/---

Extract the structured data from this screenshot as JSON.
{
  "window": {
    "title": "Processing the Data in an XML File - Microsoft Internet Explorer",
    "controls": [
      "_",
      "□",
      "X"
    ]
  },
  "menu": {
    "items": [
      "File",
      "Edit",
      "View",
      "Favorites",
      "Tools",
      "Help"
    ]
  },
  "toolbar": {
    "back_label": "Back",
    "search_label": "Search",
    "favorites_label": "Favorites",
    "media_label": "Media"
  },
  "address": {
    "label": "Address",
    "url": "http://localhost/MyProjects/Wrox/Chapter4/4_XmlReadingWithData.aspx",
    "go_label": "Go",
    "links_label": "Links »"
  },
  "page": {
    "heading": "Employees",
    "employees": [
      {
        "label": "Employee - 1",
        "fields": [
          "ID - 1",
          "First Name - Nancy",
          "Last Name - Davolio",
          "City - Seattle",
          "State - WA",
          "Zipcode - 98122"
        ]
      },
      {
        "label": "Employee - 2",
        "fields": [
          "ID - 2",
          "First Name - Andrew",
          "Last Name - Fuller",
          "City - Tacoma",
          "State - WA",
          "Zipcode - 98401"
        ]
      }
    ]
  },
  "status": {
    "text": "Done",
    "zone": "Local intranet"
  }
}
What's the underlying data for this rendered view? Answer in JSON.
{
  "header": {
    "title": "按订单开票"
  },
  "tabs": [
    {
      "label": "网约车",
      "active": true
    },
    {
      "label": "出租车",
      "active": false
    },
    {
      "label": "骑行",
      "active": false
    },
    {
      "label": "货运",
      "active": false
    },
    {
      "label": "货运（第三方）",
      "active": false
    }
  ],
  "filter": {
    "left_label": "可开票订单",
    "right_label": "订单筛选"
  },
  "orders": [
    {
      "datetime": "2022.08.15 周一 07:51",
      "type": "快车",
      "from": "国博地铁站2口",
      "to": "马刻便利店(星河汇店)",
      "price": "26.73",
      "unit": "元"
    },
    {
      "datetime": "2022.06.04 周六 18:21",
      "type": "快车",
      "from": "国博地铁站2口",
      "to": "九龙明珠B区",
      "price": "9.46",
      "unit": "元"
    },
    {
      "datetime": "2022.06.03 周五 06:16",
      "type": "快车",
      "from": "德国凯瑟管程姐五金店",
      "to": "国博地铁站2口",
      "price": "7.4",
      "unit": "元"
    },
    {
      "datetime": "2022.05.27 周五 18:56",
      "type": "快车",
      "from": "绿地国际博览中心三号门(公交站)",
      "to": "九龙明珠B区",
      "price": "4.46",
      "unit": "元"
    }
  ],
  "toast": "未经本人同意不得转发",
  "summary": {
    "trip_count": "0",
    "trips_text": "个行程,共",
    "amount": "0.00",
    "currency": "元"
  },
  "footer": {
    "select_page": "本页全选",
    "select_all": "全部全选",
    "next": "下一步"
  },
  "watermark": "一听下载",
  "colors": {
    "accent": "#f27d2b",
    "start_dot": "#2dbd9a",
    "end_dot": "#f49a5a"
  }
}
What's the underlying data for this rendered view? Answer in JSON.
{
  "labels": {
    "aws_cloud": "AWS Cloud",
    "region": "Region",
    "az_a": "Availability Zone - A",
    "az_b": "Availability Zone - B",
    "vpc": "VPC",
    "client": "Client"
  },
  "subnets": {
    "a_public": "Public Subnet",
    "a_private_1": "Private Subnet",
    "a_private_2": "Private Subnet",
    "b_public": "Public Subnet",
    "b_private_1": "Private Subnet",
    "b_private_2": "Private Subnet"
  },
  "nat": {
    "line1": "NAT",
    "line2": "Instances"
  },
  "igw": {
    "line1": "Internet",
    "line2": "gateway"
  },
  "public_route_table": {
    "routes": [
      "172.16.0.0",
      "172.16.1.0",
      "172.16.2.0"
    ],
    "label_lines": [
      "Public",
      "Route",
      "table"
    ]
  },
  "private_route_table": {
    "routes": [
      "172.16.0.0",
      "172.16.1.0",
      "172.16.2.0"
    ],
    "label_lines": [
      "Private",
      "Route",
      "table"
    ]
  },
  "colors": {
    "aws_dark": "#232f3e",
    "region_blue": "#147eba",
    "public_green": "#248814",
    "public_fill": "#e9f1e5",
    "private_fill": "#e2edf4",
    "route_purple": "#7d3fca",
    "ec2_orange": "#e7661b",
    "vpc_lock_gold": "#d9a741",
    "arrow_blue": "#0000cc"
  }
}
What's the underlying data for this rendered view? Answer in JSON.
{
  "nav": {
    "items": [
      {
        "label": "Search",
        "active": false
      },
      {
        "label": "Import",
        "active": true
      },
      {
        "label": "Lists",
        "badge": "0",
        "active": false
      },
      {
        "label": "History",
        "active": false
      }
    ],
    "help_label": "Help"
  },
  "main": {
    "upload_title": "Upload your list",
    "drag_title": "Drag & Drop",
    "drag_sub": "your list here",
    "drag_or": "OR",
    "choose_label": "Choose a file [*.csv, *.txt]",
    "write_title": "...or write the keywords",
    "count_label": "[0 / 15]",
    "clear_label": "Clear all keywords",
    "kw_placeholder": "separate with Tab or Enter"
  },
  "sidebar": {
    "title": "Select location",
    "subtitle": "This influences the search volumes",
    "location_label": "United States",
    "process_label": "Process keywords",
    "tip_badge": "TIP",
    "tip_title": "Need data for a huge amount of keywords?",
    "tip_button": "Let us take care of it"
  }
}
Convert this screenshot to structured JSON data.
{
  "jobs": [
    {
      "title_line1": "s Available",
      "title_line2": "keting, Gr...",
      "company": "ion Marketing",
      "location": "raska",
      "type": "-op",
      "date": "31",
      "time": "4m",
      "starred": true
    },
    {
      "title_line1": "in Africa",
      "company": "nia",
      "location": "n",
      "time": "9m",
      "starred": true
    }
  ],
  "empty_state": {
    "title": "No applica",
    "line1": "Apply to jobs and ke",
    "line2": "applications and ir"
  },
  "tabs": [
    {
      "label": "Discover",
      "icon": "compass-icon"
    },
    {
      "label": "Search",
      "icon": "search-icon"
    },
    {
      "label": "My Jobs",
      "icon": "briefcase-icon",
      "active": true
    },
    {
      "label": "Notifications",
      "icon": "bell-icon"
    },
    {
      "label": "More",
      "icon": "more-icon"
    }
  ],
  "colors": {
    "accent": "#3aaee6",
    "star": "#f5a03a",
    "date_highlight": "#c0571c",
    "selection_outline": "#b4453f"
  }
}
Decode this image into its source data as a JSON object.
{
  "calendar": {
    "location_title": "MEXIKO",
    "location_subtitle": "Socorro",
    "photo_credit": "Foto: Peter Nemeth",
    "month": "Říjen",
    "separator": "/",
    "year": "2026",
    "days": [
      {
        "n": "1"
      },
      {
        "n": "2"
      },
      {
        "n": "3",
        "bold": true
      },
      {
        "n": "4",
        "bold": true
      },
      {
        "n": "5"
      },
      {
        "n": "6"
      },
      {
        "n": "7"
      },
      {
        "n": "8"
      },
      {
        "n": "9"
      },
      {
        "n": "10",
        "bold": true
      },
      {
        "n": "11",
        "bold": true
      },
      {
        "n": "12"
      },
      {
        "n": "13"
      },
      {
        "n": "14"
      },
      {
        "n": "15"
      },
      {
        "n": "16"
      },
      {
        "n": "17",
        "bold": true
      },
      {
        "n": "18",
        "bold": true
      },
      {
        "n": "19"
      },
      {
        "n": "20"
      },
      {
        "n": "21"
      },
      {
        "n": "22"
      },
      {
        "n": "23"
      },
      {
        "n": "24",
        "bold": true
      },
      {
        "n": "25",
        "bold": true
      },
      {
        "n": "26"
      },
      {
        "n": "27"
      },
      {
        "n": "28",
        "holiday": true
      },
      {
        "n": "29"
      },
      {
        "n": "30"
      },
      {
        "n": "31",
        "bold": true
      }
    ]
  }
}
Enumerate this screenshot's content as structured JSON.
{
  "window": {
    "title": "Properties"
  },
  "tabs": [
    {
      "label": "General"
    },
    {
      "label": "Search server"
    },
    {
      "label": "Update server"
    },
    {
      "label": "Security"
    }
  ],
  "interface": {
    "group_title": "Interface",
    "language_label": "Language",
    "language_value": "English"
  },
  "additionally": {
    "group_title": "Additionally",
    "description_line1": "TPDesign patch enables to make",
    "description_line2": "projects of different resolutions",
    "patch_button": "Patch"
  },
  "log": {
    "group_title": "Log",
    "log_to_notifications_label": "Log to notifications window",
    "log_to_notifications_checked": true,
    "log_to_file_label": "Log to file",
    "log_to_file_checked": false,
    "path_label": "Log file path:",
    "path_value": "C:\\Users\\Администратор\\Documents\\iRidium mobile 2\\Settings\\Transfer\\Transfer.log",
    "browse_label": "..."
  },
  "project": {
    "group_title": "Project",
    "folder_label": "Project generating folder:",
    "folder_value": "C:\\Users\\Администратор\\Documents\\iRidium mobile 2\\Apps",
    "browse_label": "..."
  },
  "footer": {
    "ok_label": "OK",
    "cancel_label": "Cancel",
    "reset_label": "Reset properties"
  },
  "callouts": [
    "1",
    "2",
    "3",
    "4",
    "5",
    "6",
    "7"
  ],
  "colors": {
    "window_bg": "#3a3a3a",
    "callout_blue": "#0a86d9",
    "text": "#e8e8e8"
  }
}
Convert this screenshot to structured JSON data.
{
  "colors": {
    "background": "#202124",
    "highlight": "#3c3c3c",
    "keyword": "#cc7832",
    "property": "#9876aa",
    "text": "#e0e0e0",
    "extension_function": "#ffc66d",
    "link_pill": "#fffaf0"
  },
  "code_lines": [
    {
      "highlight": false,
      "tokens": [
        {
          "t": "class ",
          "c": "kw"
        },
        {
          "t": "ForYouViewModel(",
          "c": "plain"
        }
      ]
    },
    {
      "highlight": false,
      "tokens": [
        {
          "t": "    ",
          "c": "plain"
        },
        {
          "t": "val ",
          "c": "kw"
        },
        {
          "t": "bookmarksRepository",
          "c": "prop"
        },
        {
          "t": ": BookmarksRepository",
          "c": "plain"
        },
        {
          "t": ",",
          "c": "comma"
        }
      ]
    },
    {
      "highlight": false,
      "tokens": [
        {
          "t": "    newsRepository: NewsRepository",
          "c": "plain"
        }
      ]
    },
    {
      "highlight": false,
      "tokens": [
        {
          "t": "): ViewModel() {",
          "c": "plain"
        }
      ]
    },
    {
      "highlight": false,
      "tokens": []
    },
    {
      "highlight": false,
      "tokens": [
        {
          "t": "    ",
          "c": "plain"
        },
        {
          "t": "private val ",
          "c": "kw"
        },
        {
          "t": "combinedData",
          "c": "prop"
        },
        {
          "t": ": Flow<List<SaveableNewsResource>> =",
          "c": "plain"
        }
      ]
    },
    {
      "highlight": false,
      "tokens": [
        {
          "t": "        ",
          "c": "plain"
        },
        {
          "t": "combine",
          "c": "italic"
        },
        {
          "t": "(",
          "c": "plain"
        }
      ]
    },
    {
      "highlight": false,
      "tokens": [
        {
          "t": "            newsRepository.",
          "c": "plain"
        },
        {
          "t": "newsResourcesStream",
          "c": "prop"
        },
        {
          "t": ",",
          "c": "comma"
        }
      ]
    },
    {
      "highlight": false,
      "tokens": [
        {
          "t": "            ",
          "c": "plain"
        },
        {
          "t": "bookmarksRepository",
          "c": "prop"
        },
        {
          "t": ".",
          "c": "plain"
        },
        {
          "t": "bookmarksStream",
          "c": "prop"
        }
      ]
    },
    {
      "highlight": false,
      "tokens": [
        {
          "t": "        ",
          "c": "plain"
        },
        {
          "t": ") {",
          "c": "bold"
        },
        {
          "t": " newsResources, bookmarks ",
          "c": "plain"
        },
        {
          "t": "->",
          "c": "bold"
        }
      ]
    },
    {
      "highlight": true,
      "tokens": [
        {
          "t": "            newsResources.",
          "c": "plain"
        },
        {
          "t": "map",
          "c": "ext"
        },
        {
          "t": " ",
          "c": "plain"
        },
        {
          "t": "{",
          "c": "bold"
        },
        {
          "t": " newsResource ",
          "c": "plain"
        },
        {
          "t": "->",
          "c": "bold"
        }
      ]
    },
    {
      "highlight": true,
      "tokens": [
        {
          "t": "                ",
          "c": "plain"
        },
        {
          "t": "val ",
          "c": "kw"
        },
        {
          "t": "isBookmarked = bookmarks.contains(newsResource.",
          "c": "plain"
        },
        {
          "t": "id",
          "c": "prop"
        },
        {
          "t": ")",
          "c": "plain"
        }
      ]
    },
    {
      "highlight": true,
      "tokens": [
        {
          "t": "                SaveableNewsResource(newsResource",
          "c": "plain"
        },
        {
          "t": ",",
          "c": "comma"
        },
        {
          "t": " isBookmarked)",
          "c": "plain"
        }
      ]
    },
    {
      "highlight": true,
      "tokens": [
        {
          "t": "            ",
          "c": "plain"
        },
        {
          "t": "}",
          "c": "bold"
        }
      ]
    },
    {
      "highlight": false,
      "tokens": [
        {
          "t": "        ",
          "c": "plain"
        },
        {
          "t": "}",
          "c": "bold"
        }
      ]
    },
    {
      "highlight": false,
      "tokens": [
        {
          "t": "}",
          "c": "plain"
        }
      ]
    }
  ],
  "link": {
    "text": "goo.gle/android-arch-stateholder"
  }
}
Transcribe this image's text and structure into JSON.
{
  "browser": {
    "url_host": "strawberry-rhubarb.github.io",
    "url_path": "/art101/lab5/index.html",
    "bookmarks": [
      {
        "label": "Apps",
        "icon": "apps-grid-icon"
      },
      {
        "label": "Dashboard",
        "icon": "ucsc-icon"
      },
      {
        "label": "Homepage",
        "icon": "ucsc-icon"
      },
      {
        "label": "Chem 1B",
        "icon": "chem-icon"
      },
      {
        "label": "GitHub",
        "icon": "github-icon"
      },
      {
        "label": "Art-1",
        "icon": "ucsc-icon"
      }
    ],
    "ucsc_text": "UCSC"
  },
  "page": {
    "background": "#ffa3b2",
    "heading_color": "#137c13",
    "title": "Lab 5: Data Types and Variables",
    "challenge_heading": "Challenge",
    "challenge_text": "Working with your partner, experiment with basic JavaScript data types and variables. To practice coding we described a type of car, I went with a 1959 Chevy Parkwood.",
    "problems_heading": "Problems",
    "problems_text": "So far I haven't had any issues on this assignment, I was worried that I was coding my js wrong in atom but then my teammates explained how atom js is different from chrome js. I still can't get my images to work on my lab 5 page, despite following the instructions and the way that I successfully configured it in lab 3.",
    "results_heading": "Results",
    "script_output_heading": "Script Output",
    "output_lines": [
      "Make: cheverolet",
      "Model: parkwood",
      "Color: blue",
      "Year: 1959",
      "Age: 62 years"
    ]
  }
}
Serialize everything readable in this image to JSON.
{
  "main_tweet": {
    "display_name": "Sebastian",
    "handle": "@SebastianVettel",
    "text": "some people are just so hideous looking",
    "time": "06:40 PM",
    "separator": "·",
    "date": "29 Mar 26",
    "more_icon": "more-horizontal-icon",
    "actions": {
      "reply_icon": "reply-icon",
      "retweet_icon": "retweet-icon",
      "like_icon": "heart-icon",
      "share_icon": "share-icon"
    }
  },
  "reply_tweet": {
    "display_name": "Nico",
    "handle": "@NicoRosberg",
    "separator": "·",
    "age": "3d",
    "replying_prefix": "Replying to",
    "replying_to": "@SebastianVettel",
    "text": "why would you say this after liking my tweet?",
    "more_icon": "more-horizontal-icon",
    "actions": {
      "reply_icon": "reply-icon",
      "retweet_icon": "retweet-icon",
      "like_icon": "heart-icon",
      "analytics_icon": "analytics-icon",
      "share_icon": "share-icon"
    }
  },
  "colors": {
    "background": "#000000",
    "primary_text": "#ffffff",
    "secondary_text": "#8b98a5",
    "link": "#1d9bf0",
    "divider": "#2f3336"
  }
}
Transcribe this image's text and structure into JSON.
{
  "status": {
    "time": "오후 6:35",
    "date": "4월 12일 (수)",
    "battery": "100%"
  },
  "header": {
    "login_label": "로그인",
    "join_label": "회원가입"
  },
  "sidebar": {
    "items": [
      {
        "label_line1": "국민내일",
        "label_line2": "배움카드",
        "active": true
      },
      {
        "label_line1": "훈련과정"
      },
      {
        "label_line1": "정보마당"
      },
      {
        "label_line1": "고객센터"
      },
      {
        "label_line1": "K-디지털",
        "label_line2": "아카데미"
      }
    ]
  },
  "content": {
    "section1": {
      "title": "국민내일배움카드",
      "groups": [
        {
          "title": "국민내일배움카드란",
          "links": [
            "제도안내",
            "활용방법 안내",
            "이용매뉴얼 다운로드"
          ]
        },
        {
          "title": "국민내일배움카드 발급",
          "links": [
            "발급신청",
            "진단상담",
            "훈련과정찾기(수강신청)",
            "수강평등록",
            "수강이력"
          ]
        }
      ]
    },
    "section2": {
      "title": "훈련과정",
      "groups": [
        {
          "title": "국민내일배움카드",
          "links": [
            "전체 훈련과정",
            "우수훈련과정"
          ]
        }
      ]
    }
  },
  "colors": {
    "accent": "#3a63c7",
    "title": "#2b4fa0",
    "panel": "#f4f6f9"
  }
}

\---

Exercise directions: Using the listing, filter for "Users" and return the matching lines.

Output:
    "path_value": "C:\\Users\\Администратор\\Documents\\iRidium mobile 2\\Settings\\Transfer\\Transfer.log",
    "folder_value": "C:\\Users\\Администратор\\Documents\\iRidium mobile 2\\Apps",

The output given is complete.